The drawback, according to Brody, is that while there are a lot of low-end pieces of the residential hotel refrigerator and hot-plate variety, and there are plenty of big-ticket items, the middle ground is rather barren.

Brody used two space-saver refrigeration units from Sub-Zero Freezer Co. of Madison, Wis., for the kitchen in a downtown New York City loft. He chose them because they are narrower and more flexible than the standard box. There are even extra two-drawer units that fit under the counter, providing added space. Prices are steep, starting at $2,300 each, plus installation and veneer.

Since the Sub-Zero units can be covered in veneer and there’s not even a telltale grille visible, there’s nothing to identify them as “kitchen stuff.” This especially appealed to Brody for the loft design.

“The kitchen area measured about 8 by 11 feet,” he says. “And it was open to the rest of the living space, so we wanted to de-emphasize the kitchen feeling. The units are completely concealed behind white wood fronts that match the rest of the cabinetry.”


A vogue for integrating the kitchen into a living area or a great room is what led SieMatic to create a kitchen that would fit along a 12-foot wall.

“A trend in new luxury buildings and individual rehabs in cities like New York, Chicago, Los Angeles and Philadelphia is to get rid of the separate tiny kitchen,” Vincent Moos says. Further, says Moos, spokesman for SieMatic, a German manufacturer of kitchen cabinets with North American headquarters in Langhorne, Pa., when it becomes a part of a larger living area, “the kitchen has to be beautiful because you are going to be looking at it all the time.”


To fit in all the kitchen equipment demanded today, as well as a pantry, drawers for pots and pans and a butcher-block work surface, requires using smaller appliances.

SieMatic chose European appliances such as Miele and Gaggenau because they offer many of the same features as standard-size American models but have only a slightly reduced capacity. The dishwasher, for example, is 18 inches wide, in comparison to a typical 24-inch American dishwasher. The refrigerator-freezer is 22 inches wide and about three-quarters the standard height. It fits inside a pantry cabinet. The sink and cooktop are about the same size as American units.

Cabinets from SieMatic’s regular line include space-saving features such as a two-tier cutlery storage tray, a pop-out waste bin and a locking pullout wire basket for cleaning supplies.


The 12-foot configuration is only one of many possibilities, Moos says. A kitchen designer could use the same products to outfit almost any small space.

With appliances, the SieMatic kitchen would cost from $15,000 to $30,000, depending on materials, finishes and options. Finishes range from the least expensive laminate to wood and lacquer cabinets.

One reason European manufacturers got a foothold in American kitchens is that they offer full-function appliances that use space more economically than many American models.
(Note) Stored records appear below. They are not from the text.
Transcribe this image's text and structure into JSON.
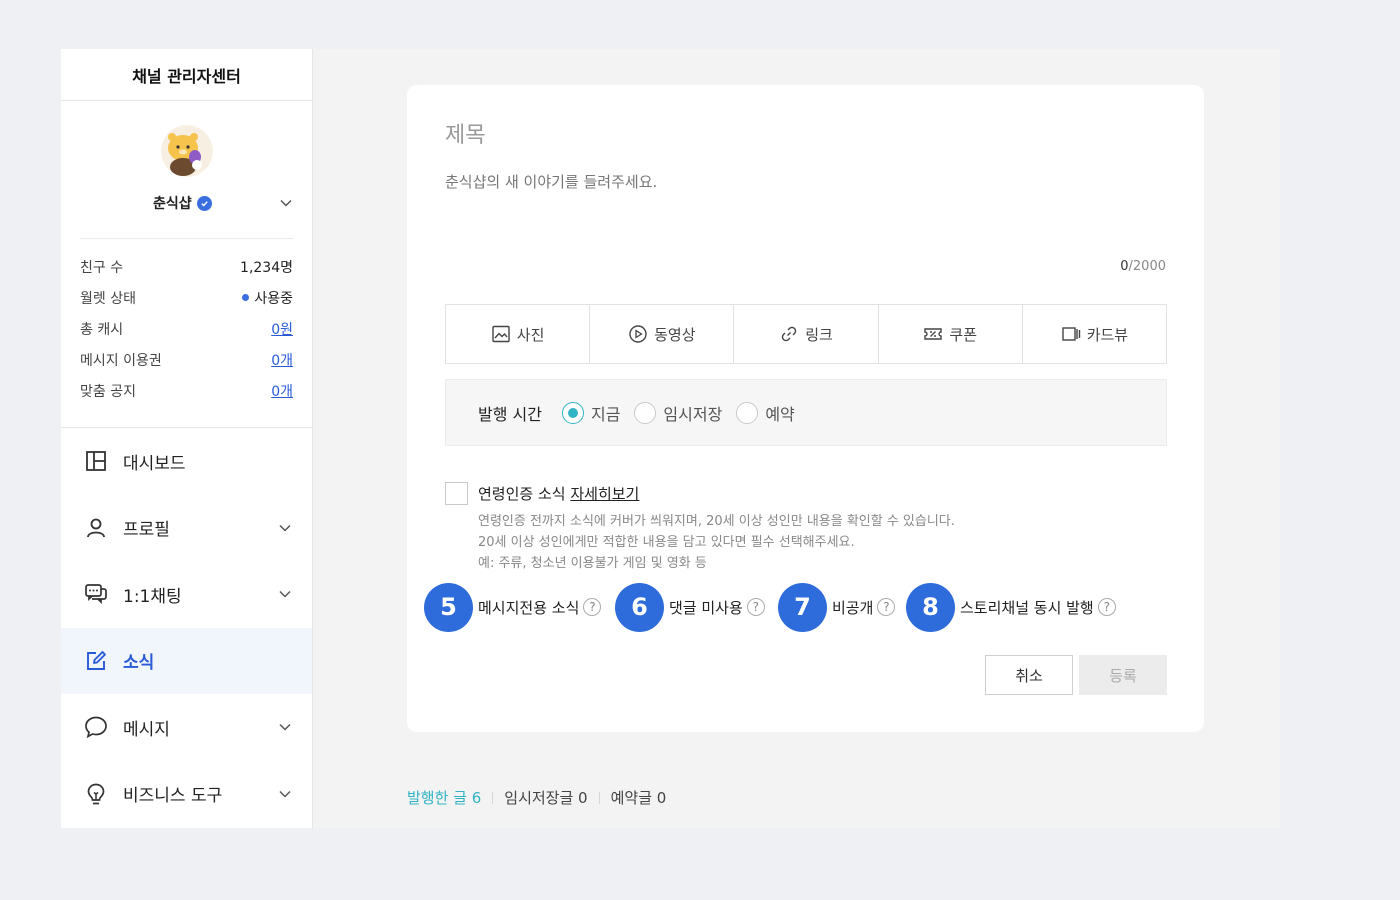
{
  "sidebar": {
    "title": "채널 관리자센터",
    "channel_name": "춘식샵",
    "stats": [
      {
        "label": "친구 수",
        "value": "1,234명"
      },
      {
        "label": "월렛 상태",
        "value": "사용중"
      },
      {
        "label": "총 캐시",
        "value": "0원"
      },
      {
        "label": "메시지 이용권",
        "value": "0개"
      },
      {
        "label": "맞춤 공지",
        "value": "0개"
      }
    ],
    "nav": [
      {
        "label": "대시보드",
        "icon": "dashboard-icon"
      },
      {
        "label": "프로필",
        "icon": "user-icon"
      },
      {
        "label": "1:1채팅",
        "icon": "chat-icon"
      },
      {
        "label": "소식",
        "icon": "edit-icon"
      },
      {
        "label": "메시지",
        "icon": "message-icon"
      },
      {
        "label": "비즈니스 도구",
        "icon": "lightbulb-icon"
      }
    ]
  },
  "editor": {
    "title_placeholder": "제목",
    "body_placeholder": "춘식샵의 새 이야기를 들려주세요.",
    "count_current": "0",
    "count_max": "/2000",
    "attachments": [
      "사진",
      "동영상",
      "링크",
      "쿠폰",
      "카드뷰"
    ],
    "publish_label": "발행 시간",
    "publish_options": [
      "지금",
      "임시저장",
      "예약"
    ],
    "publish_selected": "지금",
    "age_title": "연령인증 소식",
    "age_link": "자세히보기",
    "age_desc": [
      "연령인증 전까지 소식에 커버가 씌워지며, 20세 이상 성인만 내용을 확인할 수 있습니다.",
      "20세 이상 성인에게만 적합한 내용을 담고 있다면 필수 선택해주세요.",
      "예: 주류, 청소년 이용불가 게임 및 영화 등"
    ],
    "options": [
      {
        "badge": "5",
        "label": "메시지전용 소식"
      },
      {
        "badge": "6",
        "label": "댓글 미사용"
      },
      {
        "badge": "7",
        "label": "비공개"
      },
      {
        "badge": "8",
        "label": "스토리채널 동시 발행"
      }
    ],
    "help_mark": "?",
    "cancel_label": "취소",
    "submit_label": "등록"
  },
  "post_tabs": [
    "발행한 글 6",
    "임시저장글 0",
    "예약글 0"
  ],
  "colors": {
    "accent": "#31b4c4",
    "brand_blue": "#2f6cdb",
    "link": "#2a5bd7"
  }
}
“The appliances drive the design of the kitchen,” Brody says. “Even people in Manhattan who come in and say, ‘I never cook’ want a double oven, a cooktop, a dishwasher and a barbecue.”